Go for it. The fiber and complex carbs in whole-grain products. You may use them in place of white bread or ordinary spaghetti.
Some nutrients are restricted in a heart-healthy diet. These are some examples:
Instead of salt, season meals with spices or no-salt seasonings to give them a unique flavor. Prepackaged meals, sauces, canned foods, and processed foods should all be avoided at all costs. They are all capable of containing a significant quantity of salt.
Trans and saturated fats
Saturated fats may be found in fatty meats, poultry skin, whole-milk dairy products, butter, lard, and coconut and palm oils, among other foods. Saturated fats should be consumed in moderation. The trans fats in various pastries, microwave popcorn, frozen pizza, stick margarine, and coffee creamers are harmful to your health. On the food label, look for the terms partly hydrogenated oil or partially hydrogenated fat.
Sugar has been added.

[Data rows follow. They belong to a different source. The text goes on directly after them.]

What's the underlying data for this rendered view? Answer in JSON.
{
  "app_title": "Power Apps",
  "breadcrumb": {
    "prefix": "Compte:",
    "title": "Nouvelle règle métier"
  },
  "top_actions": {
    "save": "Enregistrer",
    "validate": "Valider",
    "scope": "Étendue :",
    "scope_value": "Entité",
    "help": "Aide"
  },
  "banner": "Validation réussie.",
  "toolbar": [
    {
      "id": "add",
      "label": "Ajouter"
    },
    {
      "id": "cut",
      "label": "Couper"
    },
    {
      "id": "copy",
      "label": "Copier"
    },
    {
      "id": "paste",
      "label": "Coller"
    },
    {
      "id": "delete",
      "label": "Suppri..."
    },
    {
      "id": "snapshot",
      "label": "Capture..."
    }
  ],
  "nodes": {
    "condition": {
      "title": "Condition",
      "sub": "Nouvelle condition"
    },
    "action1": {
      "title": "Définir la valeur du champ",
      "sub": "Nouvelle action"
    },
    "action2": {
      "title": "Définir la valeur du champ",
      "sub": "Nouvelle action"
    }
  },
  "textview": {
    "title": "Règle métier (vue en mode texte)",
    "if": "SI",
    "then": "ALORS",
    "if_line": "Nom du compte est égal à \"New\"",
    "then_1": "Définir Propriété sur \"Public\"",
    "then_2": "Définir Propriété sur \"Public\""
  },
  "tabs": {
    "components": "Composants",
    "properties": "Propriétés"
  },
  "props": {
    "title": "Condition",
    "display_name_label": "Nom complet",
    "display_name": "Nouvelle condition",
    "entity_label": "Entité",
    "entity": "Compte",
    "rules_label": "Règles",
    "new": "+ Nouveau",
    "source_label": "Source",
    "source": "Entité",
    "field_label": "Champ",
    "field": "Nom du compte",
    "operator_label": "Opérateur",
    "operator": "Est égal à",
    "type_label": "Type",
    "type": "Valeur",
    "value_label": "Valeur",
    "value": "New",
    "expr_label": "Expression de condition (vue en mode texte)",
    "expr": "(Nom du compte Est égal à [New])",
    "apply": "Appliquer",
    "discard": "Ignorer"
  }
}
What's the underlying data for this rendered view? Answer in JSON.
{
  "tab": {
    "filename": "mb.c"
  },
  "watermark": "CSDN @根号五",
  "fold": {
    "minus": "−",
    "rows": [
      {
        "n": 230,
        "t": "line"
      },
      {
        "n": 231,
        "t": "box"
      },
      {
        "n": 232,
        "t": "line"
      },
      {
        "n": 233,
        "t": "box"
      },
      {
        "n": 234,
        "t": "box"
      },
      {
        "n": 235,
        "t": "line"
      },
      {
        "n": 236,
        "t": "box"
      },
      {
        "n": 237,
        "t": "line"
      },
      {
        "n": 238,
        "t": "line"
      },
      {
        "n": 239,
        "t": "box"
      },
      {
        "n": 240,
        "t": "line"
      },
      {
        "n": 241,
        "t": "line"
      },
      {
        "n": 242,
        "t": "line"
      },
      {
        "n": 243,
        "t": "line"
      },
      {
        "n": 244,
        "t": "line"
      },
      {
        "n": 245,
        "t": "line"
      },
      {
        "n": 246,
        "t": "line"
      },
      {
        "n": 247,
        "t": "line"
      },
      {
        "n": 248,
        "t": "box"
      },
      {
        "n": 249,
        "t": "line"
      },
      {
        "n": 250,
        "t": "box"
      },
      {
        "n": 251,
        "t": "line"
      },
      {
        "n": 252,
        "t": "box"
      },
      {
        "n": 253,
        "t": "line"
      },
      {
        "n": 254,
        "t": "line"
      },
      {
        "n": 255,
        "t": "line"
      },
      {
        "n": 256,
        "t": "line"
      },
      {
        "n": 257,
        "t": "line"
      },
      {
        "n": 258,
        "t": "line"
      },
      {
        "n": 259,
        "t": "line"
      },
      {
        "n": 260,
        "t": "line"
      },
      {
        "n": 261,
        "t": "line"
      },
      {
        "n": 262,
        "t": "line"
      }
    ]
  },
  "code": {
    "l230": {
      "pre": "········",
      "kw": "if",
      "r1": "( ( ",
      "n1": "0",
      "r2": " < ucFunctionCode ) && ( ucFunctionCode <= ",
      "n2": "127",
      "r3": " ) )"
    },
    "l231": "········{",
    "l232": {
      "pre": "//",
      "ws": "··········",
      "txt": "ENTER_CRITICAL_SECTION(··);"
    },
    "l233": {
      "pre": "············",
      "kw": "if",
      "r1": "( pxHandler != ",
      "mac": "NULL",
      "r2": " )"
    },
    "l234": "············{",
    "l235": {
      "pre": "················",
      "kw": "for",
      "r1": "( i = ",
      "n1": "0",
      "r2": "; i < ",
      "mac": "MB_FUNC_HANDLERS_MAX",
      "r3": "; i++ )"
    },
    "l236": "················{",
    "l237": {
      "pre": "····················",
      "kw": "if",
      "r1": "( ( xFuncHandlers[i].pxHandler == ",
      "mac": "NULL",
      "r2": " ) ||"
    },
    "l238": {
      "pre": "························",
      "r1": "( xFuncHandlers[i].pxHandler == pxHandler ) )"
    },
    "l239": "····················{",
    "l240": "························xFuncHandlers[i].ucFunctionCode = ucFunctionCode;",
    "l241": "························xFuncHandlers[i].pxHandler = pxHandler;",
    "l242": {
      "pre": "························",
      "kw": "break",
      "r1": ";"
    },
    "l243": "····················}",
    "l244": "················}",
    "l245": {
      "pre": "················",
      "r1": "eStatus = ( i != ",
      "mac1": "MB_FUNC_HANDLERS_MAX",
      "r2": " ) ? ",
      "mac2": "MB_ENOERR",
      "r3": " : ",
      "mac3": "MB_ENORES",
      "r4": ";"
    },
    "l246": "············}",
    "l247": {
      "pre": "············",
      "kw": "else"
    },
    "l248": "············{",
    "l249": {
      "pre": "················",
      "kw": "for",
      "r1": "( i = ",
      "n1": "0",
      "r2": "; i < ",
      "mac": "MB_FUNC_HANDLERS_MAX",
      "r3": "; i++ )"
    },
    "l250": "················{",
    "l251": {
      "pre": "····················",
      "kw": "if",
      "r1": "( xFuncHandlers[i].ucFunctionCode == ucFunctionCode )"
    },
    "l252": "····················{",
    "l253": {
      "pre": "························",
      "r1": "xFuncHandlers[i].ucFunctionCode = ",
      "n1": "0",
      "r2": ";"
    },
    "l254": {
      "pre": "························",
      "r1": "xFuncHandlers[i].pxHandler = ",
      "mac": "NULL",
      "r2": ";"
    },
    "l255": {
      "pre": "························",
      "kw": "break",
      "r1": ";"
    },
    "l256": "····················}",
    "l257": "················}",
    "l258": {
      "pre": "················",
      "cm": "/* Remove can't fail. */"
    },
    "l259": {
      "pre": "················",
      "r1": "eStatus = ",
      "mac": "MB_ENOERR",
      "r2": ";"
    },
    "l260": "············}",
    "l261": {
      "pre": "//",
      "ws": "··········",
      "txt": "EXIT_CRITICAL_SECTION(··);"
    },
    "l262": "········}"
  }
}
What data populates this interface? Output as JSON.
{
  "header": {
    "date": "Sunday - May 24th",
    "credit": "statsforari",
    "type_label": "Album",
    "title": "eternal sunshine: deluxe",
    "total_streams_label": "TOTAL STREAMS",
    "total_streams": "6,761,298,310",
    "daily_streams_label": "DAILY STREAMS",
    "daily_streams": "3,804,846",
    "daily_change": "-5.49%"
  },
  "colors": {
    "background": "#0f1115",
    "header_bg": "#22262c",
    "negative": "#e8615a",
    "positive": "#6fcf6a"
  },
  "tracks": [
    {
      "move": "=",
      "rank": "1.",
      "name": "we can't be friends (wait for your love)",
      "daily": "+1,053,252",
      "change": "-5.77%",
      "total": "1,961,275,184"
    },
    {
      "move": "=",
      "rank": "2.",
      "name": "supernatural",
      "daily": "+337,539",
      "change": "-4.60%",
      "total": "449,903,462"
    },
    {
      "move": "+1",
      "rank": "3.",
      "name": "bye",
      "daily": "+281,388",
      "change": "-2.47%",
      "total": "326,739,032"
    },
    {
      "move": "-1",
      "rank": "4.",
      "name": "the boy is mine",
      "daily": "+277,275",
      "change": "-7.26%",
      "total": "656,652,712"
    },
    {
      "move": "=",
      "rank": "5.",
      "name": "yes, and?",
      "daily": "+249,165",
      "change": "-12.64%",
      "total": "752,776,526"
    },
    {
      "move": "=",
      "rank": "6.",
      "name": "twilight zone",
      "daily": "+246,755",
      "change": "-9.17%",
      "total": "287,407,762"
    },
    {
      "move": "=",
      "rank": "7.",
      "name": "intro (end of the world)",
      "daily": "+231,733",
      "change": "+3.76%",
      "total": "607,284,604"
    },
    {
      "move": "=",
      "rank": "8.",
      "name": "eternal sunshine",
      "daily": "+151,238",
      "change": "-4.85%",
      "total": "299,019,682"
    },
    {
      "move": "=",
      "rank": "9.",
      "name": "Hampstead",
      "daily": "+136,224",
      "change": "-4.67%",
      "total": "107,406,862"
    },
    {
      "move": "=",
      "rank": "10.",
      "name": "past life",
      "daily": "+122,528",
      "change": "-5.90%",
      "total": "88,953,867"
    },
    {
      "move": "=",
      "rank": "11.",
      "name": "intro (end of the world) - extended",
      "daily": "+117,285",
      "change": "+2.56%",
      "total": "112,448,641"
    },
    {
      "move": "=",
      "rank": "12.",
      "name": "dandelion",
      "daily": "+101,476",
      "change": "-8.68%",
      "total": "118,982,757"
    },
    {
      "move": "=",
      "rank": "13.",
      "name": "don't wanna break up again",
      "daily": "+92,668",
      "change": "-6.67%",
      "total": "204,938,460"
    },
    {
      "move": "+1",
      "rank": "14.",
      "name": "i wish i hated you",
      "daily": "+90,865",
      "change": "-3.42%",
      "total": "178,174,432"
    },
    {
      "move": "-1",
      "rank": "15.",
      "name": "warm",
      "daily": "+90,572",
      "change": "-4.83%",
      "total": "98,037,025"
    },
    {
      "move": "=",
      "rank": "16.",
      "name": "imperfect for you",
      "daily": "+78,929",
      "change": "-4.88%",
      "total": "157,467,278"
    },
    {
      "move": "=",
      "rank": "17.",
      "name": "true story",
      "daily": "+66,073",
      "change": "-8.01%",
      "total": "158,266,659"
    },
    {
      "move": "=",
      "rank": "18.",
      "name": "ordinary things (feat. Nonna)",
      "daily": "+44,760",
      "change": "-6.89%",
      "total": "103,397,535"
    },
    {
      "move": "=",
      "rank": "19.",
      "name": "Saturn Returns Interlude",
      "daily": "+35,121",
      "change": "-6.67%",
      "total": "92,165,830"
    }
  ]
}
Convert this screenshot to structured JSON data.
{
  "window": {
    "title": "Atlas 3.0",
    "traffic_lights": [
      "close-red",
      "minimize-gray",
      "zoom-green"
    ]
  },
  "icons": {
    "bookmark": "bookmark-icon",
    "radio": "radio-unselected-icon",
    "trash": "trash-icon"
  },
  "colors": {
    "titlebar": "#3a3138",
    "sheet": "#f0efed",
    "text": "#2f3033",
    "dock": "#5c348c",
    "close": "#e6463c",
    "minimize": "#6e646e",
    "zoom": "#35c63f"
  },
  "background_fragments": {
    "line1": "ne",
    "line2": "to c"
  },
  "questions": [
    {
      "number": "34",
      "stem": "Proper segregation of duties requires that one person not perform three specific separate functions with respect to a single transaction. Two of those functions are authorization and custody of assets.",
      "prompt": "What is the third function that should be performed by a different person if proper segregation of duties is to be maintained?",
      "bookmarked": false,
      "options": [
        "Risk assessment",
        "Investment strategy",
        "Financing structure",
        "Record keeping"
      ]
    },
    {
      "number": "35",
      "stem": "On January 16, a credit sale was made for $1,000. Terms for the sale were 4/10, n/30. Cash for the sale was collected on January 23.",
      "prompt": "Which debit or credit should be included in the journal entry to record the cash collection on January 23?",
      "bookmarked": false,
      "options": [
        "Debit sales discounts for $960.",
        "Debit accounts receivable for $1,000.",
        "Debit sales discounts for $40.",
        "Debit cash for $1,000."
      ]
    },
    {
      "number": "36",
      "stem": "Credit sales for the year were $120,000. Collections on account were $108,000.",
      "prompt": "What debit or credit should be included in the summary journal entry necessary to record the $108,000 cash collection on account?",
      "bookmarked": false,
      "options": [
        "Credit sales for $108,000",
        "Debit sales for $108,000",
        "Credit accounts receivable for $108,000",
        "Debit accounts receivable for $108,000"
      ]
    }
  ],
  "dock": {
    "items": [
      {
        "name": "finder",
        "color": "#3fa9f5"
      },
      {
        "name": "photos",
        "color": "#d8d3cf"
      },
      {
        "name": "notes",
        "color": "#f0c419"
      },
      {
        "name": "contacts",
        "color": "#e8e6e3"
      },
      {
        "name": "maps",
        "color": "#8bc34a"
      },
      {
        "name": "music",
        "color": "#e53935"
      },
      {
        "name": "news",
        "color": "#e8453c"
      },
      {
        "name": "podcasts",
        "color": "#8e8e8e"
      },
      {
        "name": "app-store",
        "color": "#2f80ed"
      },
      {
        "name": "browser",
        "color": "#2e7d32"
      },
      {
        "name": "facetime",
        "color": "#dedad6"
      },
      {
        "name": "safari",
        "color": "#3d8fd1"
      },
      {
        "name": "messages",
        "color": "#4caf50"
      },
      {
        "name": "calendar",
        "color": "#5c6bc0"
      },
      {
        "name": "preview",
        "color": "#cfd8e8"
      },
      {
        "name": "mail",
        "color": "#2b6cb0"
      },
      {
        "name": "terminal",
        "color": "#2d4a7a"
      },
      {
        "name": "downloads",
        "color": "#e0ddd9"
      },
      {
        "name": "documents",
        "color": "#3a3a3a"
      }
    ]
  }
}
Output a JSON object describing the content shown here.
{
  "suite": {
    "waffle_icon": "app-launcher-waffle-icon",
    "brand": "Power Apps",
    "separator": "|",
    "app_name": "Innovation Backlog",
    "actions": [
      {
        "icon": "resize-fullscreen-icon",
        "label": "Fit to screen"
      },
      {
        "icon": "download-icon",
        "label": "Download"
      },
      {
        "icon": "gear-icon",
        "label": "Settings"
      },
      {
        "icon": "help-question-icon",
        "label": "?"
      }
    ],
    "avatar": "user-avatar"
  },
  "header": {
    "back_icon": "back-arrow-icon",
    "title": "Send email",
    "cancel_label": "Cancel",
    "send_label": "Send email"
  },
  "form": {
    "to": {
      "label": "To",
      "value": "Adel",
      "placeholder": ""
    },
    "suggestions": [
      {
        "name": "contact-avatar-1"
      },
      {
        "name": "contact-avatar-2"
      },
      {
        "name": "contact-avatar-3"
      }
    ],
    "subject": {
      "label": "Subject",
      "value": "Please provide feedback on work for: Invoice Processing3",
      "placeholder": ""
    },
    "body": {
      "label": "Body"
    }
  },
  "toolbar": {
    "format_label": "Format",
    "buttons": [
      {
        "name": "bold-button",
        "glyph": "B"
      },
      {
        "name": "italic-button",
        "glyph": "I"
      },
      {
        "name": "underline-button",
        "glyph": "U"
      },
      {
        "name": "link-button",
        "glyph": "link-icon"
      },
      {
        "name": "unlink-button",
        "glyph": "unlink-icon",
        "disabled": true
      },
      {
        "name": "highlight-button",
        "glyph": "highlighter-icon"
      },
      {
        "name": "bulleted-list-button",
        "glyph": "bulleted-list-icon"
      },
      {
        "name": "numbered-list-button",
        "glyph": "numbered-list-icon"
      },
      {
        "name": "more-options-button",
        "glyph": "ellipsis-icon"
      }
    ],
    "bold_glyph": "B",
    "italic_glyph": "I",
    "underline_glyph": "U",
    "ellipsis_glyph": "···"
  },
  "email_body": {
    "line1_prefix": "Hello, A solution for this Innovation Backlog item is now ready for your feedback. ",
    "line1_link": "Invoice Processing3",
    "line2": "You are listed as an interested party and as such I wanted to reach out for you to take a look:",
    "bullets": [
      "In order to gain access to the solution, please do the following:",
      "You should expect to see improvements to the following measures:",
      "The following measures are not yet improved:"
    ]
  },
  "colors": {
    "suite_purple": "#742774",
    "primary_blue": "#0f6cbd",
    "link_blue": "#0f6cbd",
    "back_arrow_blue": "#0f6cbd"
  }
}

Drinks with added sugars, snacks, and sweet treats are the most common sources of added sugars in the United States of America. Sodas, sweetened coffee and tea, energy drinks, cakes, pies, ice cream, sweets, syrups, and jellies are examples of what you can consume. Limit your intake of these sorts of meals and beverages.
Reduce your intake of alcoholic beverages. Men should limit their alcohol use to no more than two drinks each day. Women should limit their alcohol consumption to no more than one drink each day. Too much alcohol can cause your blood pressure to rise, as well as cause you to become overweight. Some patients may potentially develop or exacerbate heart failure as a result of taking this medication.
Heart disease is a risk factor
Anyone can get heart disease, but you’re at a higher risk if you do any of the following:
- Have you been diagnosed with high cholesterol, high blood pressure, or diabetes?
- Are overweight or obese, or have both
- Getting enough physical activity is not a priority.
- Don’t consume a nutritious diet.
Your age and family history are also important factors in determining your risk for heart disease. If any of the following apply to you, your risk is increased:
- You are a woman who is over the age of 55.
- You are a male above the age of 45.
- You or your father or sibling were diagnosed with heart disease before the age of 55.
- It’s possible that your mother or sister suffered heart disease before the age of 65.
- However, the good news is that there is a lot you can do to reduce your risk of heart disease.
For persons who are overweight, changing their food and exercising together results in more weight loss, body measures improvement, and cardiovascular health improvement than changing their diet or exercising alone. A change in food alone has a greater impact on weight loss and body fat percentage than a change in activity alone does.